EXERCISE AIM:
Filter the entries, keeping every line with the word "JSON".
◇ ◇ ◇ ◇ ◇ ◇ ◇
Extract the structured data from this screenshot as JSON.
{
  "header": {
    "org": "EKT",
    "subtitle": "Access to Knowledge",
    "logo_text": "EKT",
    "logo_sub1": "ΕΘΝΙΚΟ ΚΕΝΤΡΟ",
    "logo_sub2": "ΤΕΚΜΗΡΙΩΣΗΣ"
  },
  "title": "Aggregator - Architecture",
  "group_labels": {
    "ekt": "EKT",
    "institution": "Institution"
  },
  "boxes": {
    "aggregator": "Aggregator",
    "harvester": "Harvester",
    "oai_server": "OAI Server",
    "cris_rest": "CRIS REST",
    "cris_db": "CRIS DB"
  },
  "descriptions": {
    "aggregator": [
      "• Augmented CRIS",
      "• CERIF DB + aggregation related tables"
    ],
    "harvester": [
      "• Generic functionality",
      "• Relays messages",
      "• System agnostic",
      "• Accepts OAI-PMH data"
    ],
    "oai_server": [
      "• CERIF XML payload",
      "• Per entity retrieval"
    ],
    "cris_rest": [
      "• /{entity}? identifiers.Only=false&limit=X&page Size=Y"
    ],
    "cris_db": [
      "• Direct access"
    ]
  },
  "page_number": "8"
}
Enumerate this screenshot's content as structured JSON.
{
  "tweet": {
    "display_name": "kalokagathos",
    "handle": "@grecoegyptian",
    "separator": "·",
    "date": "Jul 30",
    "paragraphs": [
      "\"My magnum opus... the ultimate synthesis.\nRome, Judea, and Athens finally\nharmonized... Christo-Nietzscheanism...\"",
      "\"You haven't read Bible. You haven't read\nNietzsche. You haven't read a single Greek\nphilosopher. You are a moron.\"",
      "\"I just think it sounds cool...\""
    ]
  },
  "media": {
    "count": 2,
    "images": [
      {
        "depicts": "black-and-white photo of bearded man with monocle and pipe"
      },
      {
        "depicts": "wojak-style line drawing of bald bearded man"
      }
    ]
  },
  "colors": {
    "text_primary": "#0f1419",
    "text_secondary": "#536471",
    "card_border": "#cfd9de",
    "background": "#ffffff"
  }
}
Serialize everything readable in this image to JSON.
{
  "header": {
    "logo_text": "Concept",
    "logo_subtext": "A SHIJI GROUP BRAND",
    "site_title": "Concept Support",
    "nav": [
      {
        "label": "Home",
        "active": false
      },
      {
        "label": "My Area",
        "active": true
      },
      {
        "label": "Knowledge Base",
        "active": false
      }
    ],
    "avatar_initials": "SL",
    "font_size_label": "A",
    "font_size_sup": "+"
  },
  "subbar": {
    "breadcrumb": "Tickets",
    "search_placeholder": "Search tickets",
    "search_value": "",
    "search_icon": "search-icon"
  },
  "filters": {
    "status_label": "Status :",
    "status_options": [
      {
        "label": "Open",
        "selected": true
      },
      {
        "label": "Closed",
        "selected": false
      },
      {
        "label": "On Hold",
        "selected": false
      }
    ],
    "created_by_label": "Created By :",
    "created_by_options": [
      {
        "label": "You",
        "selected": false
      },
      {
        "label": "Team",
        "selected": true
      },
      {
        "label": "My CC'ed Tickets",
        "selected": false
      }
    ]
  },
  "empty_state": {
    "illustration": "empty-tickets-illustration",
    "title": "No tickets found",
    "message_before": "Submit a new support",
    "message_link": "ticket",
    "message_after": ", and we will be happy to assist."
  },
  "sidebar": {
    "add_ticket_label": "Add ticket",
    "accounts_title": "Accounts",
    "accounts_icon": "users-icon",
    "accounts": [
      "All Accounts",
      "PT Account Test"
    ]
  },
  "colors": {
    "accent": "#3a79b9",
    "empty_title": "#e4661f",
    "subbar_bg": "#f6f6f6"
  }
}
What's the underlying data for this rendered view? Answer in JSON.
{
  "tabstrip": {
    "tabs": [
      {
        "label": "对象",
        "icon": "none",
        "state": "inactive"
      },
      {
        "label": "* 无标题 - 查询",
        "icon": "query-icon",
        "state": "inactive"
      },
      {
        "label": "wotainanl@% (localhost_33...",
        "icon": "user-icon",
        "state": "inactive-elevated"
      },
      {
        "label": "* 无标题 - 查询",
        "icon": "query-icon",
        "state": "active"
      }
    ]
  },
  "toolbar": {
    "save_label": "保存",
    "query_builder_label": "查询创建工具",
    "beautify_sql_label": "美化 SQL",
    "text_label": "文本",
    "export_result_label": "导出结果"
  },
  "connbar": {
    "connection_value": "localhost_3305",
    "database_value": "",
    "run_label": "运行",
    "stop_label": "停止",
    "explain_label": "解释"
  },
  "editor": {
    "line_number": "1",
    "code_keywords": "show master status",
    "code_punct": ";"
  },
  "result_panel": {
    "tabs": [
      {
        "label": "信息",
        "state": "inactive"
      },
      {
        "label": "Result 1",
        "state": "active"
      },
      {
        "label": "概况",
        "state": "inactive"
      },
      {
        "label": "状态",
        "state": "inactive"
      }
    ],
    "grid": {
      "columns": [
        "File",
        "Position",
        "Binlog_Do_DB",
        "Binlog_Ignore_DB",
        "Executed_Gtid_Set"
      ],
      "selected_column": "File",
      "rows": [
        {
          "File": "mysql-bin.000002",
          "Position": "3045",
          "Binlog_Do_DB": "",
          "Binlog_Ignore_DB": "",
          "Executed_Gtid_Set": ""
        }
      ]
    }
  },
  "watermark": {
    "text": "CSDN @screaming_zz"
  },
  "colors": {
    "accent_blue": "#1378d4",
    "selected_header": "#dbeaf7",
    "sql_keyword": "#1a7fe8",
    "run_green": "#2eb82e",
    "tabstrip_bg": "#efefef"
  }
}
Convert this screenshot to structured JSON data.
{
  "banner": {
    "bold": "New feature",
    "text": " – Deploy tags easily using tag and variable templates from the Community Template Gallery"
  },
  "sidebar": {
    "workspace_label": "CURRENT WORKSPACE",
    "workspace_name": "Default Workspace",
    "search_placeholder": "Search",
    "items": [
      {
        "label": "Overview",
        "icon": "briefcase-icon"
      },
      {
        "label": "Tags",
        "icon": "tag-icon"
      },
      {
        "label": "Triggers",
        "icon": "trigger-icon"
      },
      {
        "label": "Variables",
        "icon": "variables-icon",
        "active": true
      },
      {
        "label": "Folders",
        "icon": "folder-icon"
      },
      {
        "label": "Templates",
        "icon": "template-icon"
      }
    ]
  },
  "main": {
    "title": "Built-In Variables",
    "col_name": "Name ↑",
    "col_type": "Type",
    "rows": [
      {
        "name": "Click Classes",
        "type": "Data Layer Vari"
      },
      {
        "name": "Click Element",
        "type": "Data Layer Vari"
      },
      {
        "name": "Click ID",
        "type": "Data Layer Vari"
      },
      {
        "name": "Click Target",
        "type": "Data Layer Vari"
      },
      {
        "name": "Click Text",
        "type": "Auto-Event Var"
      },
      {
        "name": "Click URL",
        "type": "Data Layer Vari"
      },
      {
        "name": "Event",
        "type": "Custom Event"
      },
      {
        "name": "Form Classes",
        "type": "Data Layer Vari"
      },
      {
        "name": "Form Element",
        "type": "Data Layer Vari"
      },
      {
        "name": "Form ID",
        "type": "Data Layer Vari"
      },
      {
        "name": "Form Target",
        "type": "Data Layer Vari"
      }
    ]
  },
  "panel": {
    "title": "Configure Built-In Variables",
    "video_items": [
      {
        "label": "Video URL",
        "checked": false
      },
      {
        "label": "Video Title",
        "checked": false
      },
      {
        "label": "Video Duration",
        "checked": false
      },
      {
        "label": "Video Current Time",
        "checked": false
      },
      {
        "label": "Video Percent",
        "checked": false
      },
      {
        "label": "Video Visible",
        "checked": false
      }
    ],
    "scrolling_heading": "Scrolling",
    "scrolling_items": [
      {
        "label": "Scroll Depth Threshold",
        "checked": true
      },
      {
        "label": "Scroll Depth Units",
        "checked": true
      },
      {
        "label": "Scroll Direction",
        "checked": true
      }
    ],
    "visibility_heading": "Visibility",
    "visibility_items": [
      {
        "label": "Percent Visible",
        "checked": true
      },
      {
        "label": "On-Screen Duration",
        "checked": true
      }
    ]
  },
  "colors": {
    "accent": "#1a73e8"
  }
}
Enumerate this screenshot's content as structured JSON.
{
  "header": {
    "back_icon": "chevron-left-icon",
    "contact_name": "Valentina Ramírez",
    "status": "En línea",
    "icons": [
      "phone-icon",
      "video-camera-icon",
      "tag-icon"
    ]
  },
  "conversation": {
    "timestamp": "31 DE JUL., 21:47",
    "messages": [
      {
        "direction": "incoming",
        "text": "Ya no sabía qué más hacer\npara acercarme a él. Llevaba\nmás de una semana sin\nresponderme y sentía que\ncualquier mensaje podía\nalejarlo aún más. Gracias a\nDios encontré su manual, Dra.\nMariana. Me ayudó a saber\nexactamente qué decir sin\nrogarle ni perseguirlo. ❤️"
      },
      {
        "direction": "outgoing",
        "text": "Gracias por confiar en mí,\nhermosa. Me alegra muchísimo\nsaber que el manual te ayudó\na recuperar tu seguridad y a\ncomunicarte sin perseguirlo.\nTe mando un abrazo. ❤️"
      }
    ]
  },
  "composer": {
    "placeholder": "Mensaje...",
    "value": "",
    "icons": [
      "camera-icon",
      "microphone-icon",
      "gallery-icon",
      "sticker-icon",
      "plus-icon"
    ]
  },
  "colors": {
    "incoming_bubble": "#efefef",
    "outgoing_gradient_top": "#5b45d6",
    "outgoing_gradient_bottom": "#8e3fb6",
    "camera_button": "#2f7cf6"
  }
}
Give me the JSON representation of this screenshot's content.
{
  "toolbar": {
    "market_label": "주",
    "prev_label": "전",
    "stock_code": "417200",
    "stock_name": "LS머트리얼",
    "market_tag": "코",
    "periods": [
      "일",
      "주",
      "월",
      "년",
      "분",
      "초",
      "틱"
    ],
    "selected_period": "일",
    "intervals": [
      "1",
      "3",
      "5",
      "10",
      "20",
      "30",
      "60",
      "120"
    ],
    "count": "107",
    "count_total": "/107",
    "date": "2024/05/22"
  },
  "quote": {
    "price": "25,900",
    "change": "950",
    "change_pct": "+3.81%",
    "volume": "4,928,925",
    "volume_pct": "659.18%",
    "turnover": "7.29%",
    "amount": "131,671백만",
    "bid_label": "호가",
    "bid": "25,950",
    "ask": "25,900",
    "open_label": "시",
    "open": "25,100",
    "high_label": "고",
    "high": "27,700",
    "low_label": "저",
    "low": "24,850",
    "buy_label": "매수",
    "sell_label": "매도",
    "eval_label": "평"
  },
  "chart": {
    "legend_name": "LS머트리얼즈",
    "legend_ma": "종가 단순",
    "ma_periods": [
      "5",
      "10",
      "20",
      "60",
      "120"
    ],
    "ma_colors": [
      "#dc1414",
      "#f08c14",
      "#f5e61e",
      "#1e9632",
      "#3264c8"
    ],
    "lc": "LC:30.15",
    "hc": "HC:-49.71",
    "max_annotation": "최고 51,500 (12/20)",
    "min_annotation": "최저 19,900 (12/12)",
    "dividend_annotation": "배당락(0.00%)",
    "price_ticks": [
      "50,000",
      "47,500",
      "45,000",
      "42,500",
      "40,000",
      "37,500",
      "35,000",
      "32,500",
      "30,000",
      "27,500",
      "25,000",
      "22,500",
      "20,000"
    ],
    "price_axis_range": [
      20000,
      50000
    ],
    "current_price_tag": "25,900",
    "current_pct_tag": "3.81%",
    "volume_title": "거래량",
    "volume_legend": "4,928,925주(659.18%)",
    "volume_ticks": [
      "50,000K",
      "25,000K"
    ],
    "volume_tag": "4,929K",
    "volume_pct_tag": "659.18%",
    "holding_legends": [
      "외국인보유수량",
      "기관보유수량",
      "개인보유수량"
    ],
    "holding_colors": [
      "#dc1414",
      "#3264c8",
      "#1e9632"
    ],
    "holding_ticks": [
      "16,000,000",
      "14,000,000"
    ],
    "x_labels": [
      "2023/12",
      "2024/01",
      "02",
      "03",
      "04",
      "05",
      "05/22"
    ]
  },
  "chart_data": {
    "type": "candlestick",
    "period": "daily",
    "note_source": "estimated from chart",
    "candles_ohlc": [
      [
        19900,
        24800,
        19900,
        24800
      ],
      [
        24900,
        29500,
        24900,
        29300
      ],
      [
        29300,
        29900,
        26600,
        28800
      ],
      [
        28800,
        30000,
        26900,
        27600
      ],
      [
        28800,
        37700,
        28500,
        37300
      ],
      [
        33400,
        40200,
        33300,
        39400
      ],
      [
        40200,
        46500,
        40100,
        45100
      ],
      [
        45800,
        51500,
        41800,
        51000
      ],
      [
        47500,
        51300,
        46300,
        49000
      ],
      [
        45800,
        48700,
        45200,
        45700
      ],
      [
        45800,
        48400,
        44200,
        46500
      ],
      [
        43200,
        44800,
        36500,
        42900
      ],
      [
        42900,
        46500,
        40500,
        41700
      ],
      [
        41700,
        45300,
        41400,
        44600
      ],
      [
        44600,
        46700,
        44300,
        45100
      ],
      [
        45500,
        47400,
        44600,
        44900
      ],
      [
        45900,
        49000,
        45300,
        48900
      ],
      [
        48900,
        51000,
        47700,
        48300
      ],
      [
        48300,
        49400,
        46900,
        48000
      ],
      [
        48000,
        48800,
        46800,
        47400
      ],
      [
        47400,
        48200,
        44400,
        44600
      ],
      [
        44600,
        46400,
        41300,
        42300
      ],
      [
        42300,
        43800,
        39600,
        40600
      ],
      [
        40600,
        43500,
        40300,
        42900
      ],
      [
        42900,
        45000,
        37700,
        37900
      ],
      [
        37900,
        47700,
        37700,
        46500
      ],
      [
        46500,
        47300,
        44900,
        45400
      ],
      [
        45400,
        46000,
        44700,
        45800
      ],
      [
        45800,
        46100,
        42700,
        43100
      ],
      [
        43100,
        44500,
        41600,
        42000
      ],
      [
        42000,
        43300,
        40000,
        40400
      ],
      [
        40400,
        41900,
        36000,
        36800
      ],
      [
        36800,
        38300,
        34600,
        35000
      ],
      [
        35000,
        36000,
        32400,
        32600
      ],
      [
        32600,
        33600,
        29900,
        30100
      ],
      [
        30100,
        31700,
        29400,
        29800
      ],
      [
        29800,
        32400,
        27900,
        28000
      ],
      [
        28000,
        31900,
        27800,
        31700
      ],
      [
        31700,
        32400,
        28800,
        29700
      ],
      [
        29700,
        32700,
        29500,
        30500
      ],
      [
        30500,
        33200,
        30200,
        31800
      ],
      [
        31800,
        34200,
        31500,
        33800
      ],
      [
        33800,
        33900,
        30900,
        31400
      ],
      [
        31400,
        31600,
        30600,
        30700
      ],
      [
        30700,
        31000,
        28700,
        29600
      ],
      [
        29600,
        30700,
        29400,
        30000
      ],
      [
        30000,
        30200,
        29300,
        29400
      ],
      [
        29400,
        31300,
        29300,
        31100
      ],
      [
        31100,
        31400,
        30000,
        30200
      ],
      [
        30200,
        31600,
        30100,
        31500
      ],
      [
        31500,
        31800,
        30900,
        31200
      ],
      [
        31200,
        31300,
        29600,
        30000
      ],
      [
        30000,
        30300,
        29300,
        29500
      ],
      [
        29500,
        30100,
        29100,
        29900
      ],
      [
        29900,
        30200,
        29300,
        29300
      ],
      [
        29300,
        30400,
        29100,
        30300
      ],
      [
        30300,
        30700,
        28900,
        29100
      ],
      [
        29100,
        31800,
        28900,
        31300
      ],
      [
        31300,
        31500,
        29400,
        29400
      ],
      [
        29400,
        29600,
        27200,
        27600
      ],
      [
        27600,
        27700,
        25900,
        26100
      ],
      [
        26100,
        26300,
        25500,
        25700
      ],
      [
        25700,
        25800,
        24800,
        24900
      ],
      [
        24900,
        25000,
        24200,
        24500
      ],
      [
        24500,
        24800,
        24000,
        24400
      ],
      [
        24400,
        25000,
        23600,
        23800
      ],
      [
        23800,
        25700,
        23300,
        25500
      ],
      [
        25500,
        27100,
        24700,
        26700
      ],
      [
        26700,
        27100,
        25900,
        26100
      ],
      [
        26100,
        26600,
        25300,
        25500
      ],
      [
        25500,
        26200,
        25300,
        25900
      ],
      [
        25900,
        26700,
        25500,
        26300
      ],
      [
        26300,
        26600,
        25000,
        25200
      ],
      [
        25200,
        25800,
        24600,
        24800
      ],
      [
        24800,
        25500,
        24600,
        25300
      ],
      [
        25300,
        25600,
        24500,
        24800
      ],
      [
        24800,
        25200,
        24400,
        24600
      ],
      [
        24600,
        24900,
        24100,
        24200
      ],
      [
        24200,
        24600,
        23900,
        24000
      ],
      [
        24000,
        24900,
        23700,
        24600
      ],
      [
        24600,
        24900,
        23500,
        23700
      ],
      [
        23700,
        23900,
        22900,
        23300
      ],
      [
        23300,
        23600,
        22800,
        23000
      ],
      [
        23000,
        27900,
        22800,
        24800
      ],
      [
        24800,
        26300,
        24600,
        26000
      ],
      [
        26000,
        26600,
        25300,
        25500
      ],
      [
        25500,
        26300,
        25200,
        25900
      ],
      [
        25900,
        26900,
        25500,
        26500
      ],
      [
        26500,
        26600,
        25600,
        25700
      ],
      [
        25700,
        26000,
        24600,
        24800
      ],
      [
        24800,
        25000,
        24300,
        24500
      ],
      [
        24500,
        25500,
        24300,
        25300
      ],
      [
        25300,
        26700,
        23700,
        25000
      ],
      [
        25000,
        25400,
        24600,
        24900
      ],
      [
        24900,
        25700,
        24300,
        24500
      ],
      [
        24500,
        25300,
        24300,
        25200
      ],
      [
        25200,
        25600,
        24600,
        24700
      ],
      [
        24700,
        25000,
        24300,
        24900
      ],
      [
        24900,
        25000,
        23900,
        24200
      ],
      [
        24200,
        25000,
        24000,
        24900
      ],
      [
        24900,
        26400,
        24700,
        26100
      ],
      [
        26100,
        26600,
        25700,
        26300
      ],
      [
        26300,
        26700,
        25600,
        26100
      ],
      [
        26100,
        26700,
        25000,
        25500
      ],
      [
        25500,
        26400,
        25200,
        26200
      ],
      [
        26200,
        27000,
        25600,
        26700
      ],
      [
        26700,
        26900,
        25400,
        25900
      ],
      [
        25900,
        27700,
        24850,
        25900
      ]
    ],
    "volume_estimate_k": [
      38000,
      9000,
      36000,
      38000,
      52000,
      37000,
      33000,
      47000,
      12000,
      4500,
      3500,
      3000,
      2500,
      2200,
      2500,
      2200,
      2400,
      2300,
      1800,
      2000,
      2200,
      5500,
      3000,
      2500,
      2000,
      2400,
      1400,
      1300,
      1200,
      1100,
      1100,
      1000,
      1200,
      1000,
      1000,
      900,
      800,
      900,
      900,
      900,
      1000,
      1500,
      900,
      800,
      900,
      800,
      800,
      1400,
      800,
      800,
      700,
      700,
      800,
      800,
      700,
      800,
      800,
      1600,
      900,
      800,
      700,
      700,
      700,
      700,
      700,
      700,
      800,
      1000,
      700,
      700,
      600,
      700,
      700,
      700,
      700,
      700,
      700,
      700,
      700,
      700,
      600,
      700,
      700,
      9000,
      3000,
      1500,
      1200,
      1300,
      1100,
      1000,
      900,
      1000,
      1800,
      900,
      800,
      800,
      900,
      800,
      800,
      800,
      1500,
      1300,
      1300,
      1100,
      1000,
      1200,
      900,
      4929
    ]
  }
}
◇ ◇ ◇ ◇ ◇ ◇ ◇
YOUR SOLUTION:
Extract the structured data from this screenshot as JSON.
Enumerate this screenshot's content as structured JSON.
Serialize everything readable in this image to JSON.
What's the underlying data for this rendered view? Answer in JSON.
Convert this screenshot to structured JSON data.
Enumerate this screenshot's content as structured JSON.
Give me the JSON representation of this screenshot's content.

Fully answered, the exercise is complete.